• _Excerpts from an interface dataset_
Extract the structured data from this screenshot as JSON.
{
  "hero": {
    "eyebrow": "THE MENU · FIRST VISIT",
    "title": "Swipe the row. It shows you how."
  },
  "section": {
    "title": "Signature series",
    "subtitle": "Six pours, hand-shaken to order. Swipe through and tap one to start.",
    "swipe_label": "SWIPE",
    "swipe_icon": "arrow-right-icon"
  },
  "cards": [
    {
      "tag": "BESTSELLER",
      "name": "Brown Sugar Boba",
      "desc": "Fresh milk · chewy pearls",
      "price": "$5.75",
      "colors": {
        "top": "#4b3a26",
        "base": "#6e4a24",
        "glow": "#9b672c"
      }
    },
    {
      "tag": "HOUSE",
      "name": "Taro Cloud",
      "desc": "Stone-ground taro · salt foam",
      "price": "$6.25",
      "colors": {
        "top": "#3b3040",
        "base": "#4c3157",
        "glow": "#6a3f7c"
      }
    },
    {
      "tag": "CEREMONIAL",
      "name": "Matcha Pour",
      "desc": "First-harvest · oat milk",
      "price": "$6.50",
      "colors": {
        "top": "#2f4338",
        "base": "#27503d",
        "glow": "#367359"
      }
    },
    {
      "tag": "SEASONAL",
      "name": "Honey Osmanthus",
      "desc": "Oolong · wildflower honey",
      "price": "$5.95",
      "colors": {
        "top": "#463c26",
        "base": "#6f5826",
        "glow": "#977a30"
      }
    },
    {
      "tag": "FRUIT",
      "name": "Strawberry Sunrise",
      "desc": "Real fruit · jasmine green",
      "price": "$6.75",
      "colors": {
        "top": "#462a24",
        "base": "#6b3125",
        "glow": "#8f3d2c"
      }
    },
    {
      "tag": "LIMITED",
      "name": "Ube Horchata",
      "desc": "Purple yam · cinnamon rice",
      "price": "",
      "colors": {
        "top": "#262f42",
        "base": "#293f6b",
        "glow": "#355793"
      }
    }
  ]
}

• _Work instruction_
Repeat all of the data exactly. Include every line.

• _Finished task_
Extract the structured data from this screenshot as JSON.
{
  "hero": {
    "eyebrow": "THE MENU · FIRST VISIT",
    "title": "Swipe the row. It shows you how."
  },
  "section": {
    "title": "Signature series",
    "subtitle": "Six pours, hand-shaken to order. Swipe through and tap one to start.",
    "swipe_label": "SWIPE",
    "swipe_icon": "arrow-right-icon"
  },
  "cards": [
    {
      "tag": "BESTSELLER",
      "name": "Brown Sugar Boba",
      "desc": "Fresh milk · chewy pearls",
      "price": "$5.75",
      "colors": {
        "top": "#4b3a26",
        "base": "#6e4a24",
        "glow": "#9b672c"
      }
    },
    {
      "tag": "HOUSE",
      "name": "Taro Cloud",
      "desc": "Stone-ground taro · salt foam",
      "price": "$6.25",
      "colors": {
        "top": "#3b3040",
        "base": "#4c3157",
        "glow": "#6a3f7c"
      }
    },
    {
      "tag": "CEREMONIAL",
      "name": "Matcha Pour",
      "desc": "First-harvest · oat milk",
      "price": "$6.50",
      "colors": {
        "top": "#2f4338",
        "base": "#27503d",
        "glow": "#367359"
      }
    },
    {
      "tag": "SEASONAL",
      "name": "Honey Osmanthus",
      "desc": "Oolong · wildflower honey",
      "price": "$5.95",
      "colors": {
        "top": "#463c26",
        "base": "#6f5826",
        "glow": "#977a30"
      }
    },
    {
      "tag": "FRUIT",
      "name": "Strawberry Sunrise",
      "desc": "Real fruit · jasmine green",
      "price": "$6.75",
      "colors": {
        "top": "#462a24",
        "base": "#6b3125",
        "glow": "#8f3d2c"
      }
    },
    {
      "tag": "LIMITED",
      "name": "Ube Horchata",
      "desc": "Purple yam · cinnamon rice",
      "price": "",
      "colors": {
        "top": "#262f42",
        "base": "#293f6b",
        "glow": "#355793"
      }
    }
  ]
}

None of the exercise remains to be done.